description): The human vaginal epithelium is located in a key anatomical location, between the external environment and protected sites in the upper genital tract, and forms a barrier to infecting pathogens. A healthy vaginal ecosystem is critical to reproductive health. Estrogen replacement therapy and many contraceptive products and devices are vaginally delivered and may affect the vaginal epithelium. Despite the importance of the vaginal epithelium in reproductive health and disease, vaginal physiology and factors affecting differentiation of the vaginal epithelium are infrequently studied, and in vitro models of this tissue have not been widely developed. The applicant has been involved since 1995 in HD33202, a clinical study that defines unexplored parameters of normal vaginal physiology, defines changes induced by common vaginal products, and investigates these products effects on susceptibility to sexually transmitted diseases. As an outgrowth of this study, the applicant has developed a model of primary cultured vaginal cells (VECs) and has performed pilot studies of bacterial adherence and the effects of exogenous estrogen on cell growth and differentiation. Her preliminary data indicate that susceptibility of cultured VEC to bacterial adherence varies with (a) morphological parameters of differentiation; (b) the expression of glycosphingolipids (GSLs), which serve as differentiation markers and bacterial binding sites; and (c) dose and timing of exogenous estrogen exposure. The goal of this Small Grant proposal is to develop this promising model for basic investigations of epithelial differentiation and susceptibility to bacterial infection, before and after in vitro exposure to hormonal and vaginal products. The applicant hypothesizes that differentiation of vaginal epithelium affects its susceptibility to infection and its response to the application of exogenous hormones and contraceptive products. The applicant will pursue the following aims: (1) Primary VECs will be grown in culture and will be further characterized for expression of differentiation markers, such as keratins, epithelial differentiation markers extensively studied in related epithelia, and selected GSLs known to be involved in bacterial adherence. Vaginal tissue sections from normal young women, collected as part of HD33202, will be stained for the same characteristics; (2) Exogenous estrogen will be applied to VECs grown in culture and parameters of epithelial differentiation, such as the expression of keratins and of GSLs, will be investigated; (3) Studies of the adherence of Lactobacilli and of bacterial pathogens such as E. coli, which may relate to risk of premature birth, will be expanded to include the relationship between expression of differentiation markers and the effect of exogenous estrogen on susceptibility to bacterial attachment. Establishing this model will open opportunities for studying numerous aspects of women's urogenital health, including testing vaginal products, probiotics, and contraceptives; understanding protective roles of organisms in the normal flora; and studying the cellular effects of hormone replacement therapy on a key target tissue, the vagina.

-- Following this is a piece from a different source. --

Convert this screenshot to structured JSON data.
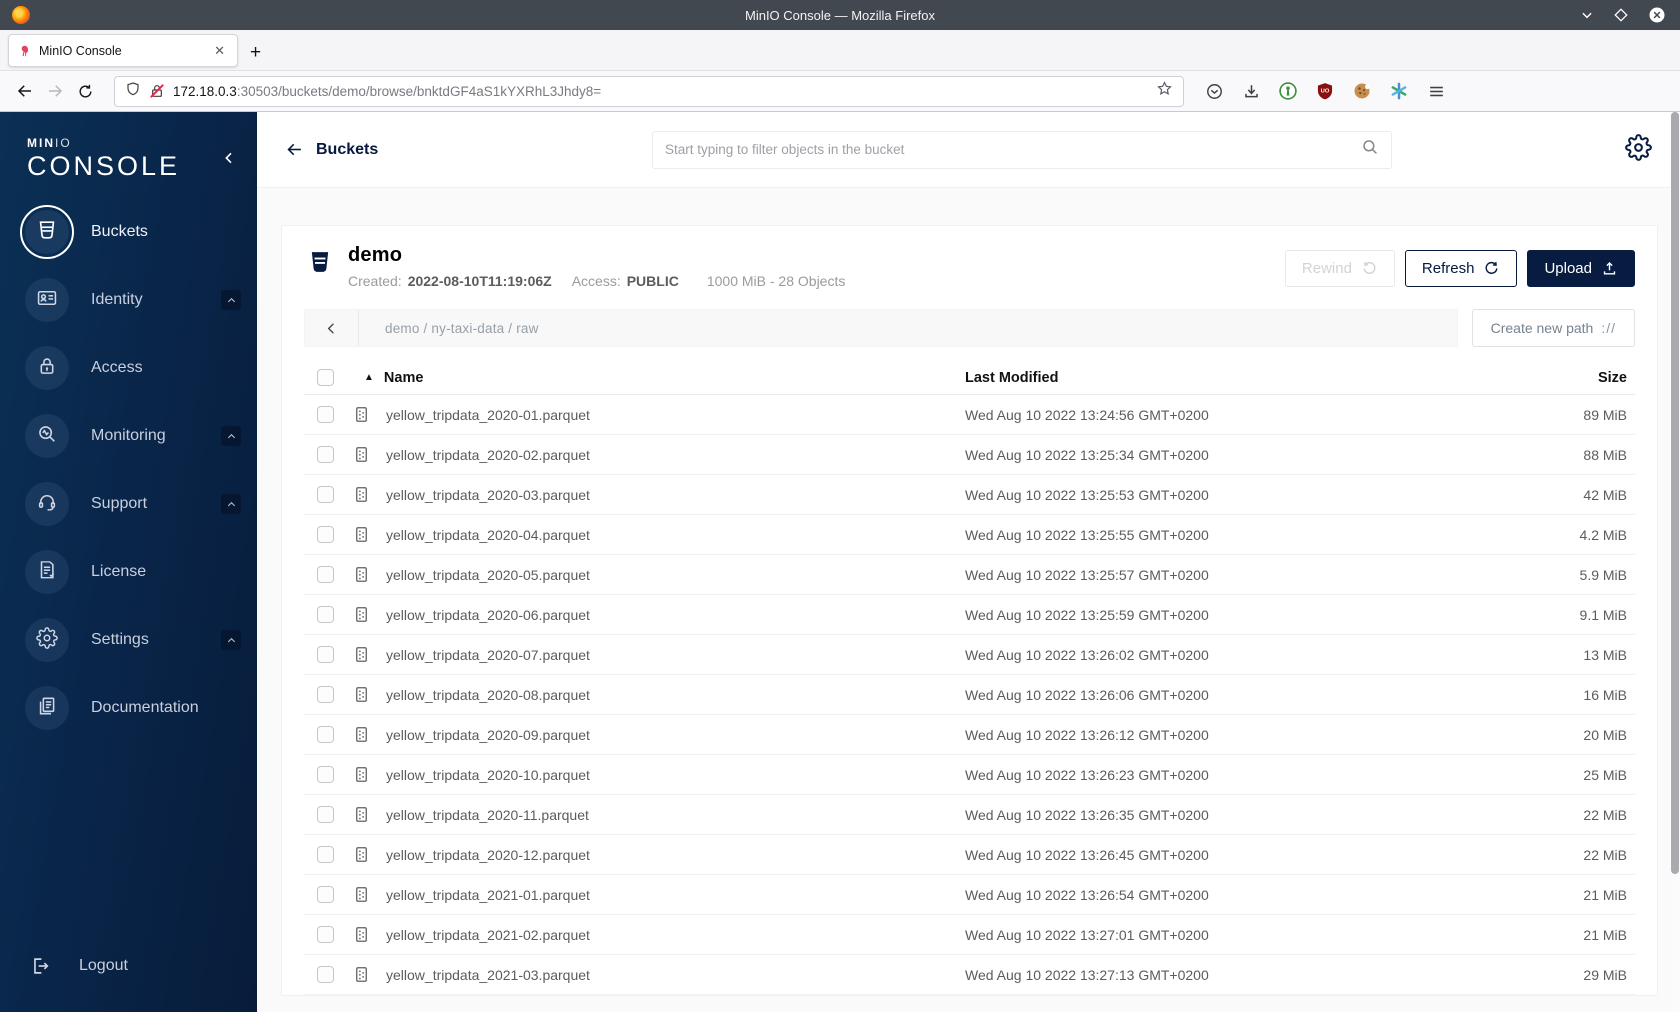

|Gupta, K; Chou, M Y; Howell, A et al. (2007) Cranberry products inhibit adherence of p-fimbriated Escherichia coli to primary cultured bladder and vaginal epithelial cells. J Urol 177:2357-60|